> [DATA FOR THE TASK]
------
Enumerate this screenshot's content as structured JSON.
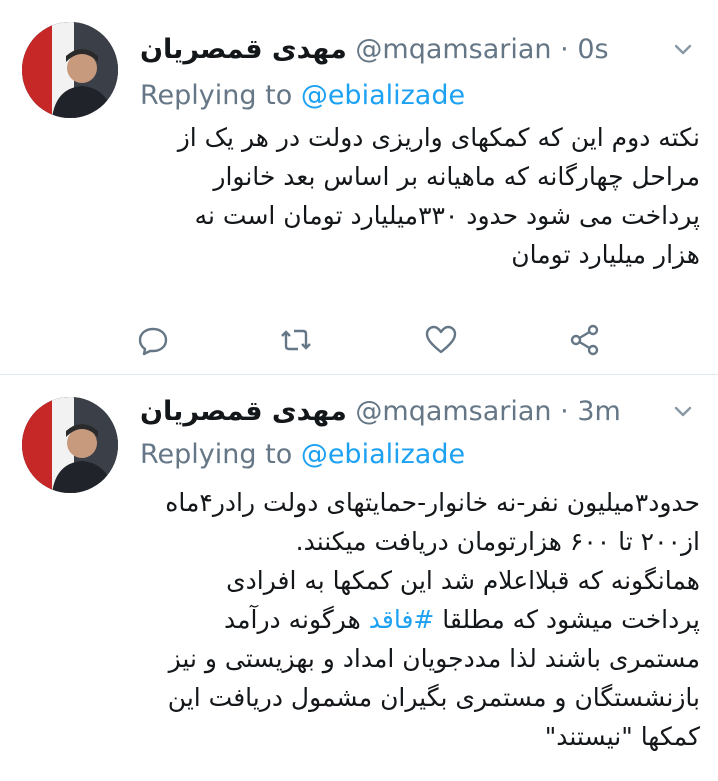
{
  "tweets": [
    {
      "display_name": "مهدی قمصریان",
      "handle": "@mqamsarian",
      "separator": "·",
      "time": "0s",
      "replying_label": "Replying to",
      "replying_to": "@ebializade",
      "lines": [
        "نکته دوم این که کمکهای واریزی دولت در هر یک از",
        "مراحل چهارگانه که ماهیانه بر اساس بعد خانوار",
        "پرداخت می شود حدود ۳۳۰میلیارد تومان است نه",
        "هزار میلیارد تومان"
      ],
      "icons": [
        "reply-icon",
        "retweet-icon",
        "like-icon",
        "share-icon"
      ]
    },
    {
      "display_name": "مهدی قمصریان",
      "handle": "@mqamsarian",
      "separator": "·",
      "time": "3m",
      "replying_label": "Replying to",
      "replying_to": "@ebializade",
      "lines": [
        "حدود۳میلیون نفر-نه خانوار-حمایتهای دولت رادر۴ماه",
        "از۲۰۰ تا ۶۰۰ هزارتومان دریافت میکنند.",
        "همانگونه که قبلااعلام شد این کمکها به افرادی",
        "هرگونه درآمد",
        "مستمری باشند لذا مددجویان امداد و بهزیستی و نیز",
        "بازنشستگان و مستمری بگیران مشمول دریافت این",
        "کمکها \"نیستند\""
      ],
      "line4_prefix": "پرداخت میشود که مطلقا",
      "hashtag": "#فاقد"
    }
  ],
  "colors": {
    "link": "#1da1f2",
    "muted": "#657786",
    "text": "#14171a",
    "divider": "#e1e8ed"
  }
}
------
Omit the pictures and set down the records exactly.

Enumerate this screenshot's content as structured JSON.
{
  "tweets": [
    {
      "display_name": "مهدی قمصریان",
      "handle": "@mqamsarian",
      "separator": "·",
      "time": "0s",
      "replying_label": "Replying to",
      "replying_to": "@ebializade",
      "lines": [
        "نکته دوم این که کمکهای واریزی دولت در هر یک از",
        "مراحل چهارگانه که ماهیانه بر اساس بعد خانوار",
        "پرداخت می شود حدود ۳۳۰میلیارد تومان است نه",
        "هزار میلیارد تومان"
      ],
      "icons": [
        "reply-icon",
        "retweet-icon",
        "like-icon",
        "share-icon"
      ]
    },
    {
      "display_name": "مهدی قمصریان",
      "handle": "@mqamsarian",
      "separator": "·",
      "time": "3m",
      "replying_label": "Replying to",
      "replying_to": "@ebializade",
      "lines": [
        "حدود۳میلیون نفر-نه خانوار-حمایتهای دولت رادر۴ماه",
        "از۲۰۰ تا ۶۰۰ هزارتومان دریافت میکنند.",
        "همانگونه که قبلااعلام شد این کمکها به افرادی",
        "هرگونه درآمد",
        "مستمری باشند لذا مددجویان امداد و بهزیستی و نیز",
        "بازنشستگان و مستمری بگیران مشمول دریافت این",
        "کمکها \"نیستند\""
      ],
      "line4_prefix": "پرداخت میشود که مطلقا",
      "hashtag": "#فاقد"
    }
  ],
  "colors": {
    "link": "#1da1f2",
    "muted": "#657786",
    "text": "#14171a",
    "divider": "#e1e8ed"
  }
}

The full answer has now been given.